Content starts
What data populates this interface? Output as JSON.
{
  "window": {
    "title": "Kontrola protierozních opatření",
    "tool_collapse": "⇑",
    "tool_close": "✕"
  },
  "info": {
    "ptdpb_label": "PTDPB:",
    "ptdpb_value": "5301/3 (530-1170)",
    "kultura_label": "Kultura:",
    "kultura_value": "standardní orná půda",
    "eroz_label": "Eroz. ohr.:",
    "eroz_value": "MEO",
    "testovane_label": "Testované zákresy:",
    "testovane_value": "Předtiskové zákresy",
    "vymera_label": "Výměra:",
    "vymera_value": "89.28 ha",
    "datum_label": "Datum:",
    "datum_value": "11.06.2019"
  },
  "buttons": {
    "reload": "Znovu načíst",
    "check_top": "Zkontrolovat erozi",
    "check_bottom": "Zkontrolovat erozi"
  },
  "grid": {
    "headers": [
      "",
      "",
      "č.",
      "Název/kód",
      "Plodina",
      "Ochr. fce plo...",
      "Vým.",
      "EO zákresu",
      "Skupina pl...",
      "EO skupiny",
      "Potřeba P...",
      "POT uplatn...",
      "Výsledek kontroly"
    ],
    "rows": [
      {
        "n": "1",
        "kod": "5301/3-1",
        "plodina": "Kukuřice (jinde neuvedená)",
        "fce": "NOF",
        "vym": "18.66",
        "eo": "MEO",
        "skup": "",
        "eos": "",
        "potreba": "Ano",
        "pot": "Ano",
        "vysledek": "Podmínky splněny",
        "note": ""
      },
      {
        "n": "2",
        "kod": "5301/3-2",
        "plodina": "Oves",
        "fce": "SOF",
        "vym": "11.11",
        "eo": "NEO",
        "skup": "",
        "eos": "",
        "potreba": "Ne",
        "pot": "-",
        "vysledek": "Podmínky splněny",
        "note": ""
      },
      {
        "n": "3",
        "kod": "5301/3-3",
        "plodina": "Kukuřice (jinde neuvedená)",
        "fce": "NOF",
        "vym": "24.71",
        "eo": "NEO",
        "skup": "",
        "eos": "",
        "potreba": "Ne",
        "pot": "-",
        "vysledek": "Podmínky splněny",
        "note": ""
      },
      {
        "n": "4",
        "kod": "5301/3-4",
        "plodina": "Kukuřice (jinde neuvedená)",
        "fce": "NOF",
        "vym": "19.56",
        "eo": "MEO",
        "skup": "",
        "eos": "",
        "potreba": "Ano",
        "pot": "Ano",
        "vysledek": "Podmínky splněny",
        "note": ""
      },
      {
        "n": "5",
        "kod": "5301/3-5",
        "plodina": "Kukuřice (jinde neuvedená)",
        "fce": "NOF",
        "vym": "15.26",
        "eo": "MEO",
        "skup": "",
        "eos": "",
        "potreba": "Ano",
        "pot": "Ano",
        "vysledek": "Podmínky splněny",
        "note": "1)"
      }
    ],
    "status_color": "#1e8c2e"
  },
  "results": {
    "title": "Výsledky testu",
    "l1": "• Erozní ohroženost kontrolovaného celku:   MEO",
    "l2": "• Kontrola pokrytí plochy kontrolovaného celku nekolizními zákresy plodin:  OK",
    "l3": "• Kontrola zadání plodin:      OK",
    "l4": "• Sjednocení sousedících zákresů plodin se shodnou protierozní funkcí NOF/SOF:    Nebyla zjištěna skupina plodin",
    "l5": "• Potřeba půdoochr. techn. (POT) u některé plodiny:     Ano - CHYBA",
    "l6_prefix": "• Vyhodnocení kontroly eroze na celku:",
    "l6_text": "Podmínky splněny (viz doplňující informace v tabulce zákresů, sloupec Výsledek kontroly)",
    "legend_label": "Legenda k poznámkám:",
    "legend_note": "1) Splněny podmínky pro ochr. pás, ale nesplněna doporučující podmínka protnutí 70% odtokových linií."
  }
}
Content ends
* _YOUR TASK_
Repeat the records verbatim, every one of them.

* _ANSWER BOX_
What data populates this interface? Output as JSON.
{
  "window": {
    "title": "Kontrola protierozních opatření",
    "tool_collapse": "⇑",
    "tool_close": "✕"
  },
  "info": {
    "ptdpb_label": "PTDPB:",
    "ptdpb_value": "5301/3 (530-1170)",
    "kultura_label": "Kultura:",
    "kultura_value": "standardní orná půda",
    "eroz_label": "Eroz. ohr.:",
    "eroz_value": "MEO",
    "testovane_label": "Testované zákresy:",
    "testovane_value": "Předtiskové zákresy",
    "vymera_label": "Výměra:",
    "vymera_value": "89.28 ha",
    "datum_label": "Datum:",
    "datum_value": "11.06.2019"
  },
  "buttons": {
    "reload": "Znovu načíst",
    "check_top": "Zkontrolovat erozi",
    "check_bottom": "Zkontrolovat erozi"
  },
  "grid": {
    "headers": [
      "",
      "",
      "č.",
      "Název/kód",
      "Plodina",
      "Ochr. fce plo...",
      "Vým.",
      "EO zákresu",
      "Skupina pl...",
      "EO skupiny",
      "Potřeba P...",
      "POT uplatn...",
      "Výsledek kontroly"
    ],
    "rows": [
      {
        "n": "1",
        "kod": "5301/3-1",
        "plodina": "Kukuřice (jinde neuvedená)",
        "fce": "NOF",
        "vym": "18.66",
        "eo": "MEO",
        "skup": "",
        "eos": "",
        "potreba": "Ano",
        "pot": "Ano",
        "vysledek": "Podmínky splněny",
        "note": ""
      },
      {
        "n": "2",
        "kod": "5301/3-2",
        "plodina": "Oves",
        "fce": "SOF",
        "vym": "11.11",
        "eo": "NEO",
        "skup": "",
        "eos": "",
        "potreba": "Ne",
        "pot": "-",
        "vysledek": "Podmínky splněny",
        "note": ""
      },
      {
        "n": "3",
        "kod": "5301/3-3",
        "plodina": "Kukuřice (jinde neuvedená)",
        "fce": "NOF",
        "vym": "24.71",
        "eo": "NEO",
        "skup": "",
        "eos": "",
        "potreba": "Ne",
        "pot": "-",
        "vysledek": "Podmínky splněny",
        "note": ""
      },
      {
        "n": "4",
        "kod": "5301/3-4",
        "plodina": "Kukuřice (jinde neuvedená)",
        "fce": "NOF",
        "vym": "19.56",
        "eo": "MEO",
        "skup": "",
        "eos": "",
        "potreba": "Ano",
        "pot": "Ano",
        "vysledek": "Podmínky splněny",
        "note": ""
      },
      {
        "n": "5",
        "kod": "5301/3-5",
        "plodina": "Kukuřice (jinde neuvedená)",
        "fce": "NOF",
        "vym": "15.26",
        "eo": "MEO",
        "skup": "",
        "eos": "",
        "potreba": "Ano",
        "pot": "Ano",
        "vysledek": "Podmínky splněny",
        "note": "1)"
      }
    ],
    "status_color": "#1e8c2e"
  },
  "results": {
    "title": "Výsledky testu",
    "l1": "• Erozní ohroženost kontrolovaného celku:   MEO",
    "l2": "• Kontrola pokrytí plochy kontrolovaného celku nekolizními zákresy plodin:  OK",
    "l3": "• Kontrola zadání plodin:      OK",
    "l4": "• Sjednocení sousedících zákresů plodin se shodnou protierozní funkcí NOF/SOF:    Nebyla zjištěna skupina plodin",
    "l5": "• Potřeba půdoochr. techn. (POT) u některé plodiny:     Ano - CHYBA",
    "l6_prefix": "• Vyhodnocení kontroly eroze na celku:",
    "l6_text": "Podmínky splněny (viz doplňující informace v tabulce zákresů, sloupec Výsledek kontroly)",
    "legend_label": "Legenda k poznámkám:",
    "legend_note": "1) Splněny podmínky pro ochr. pás, ale nesplněna doporučující podmínka protnutí 70% odtokových linií."
  }
}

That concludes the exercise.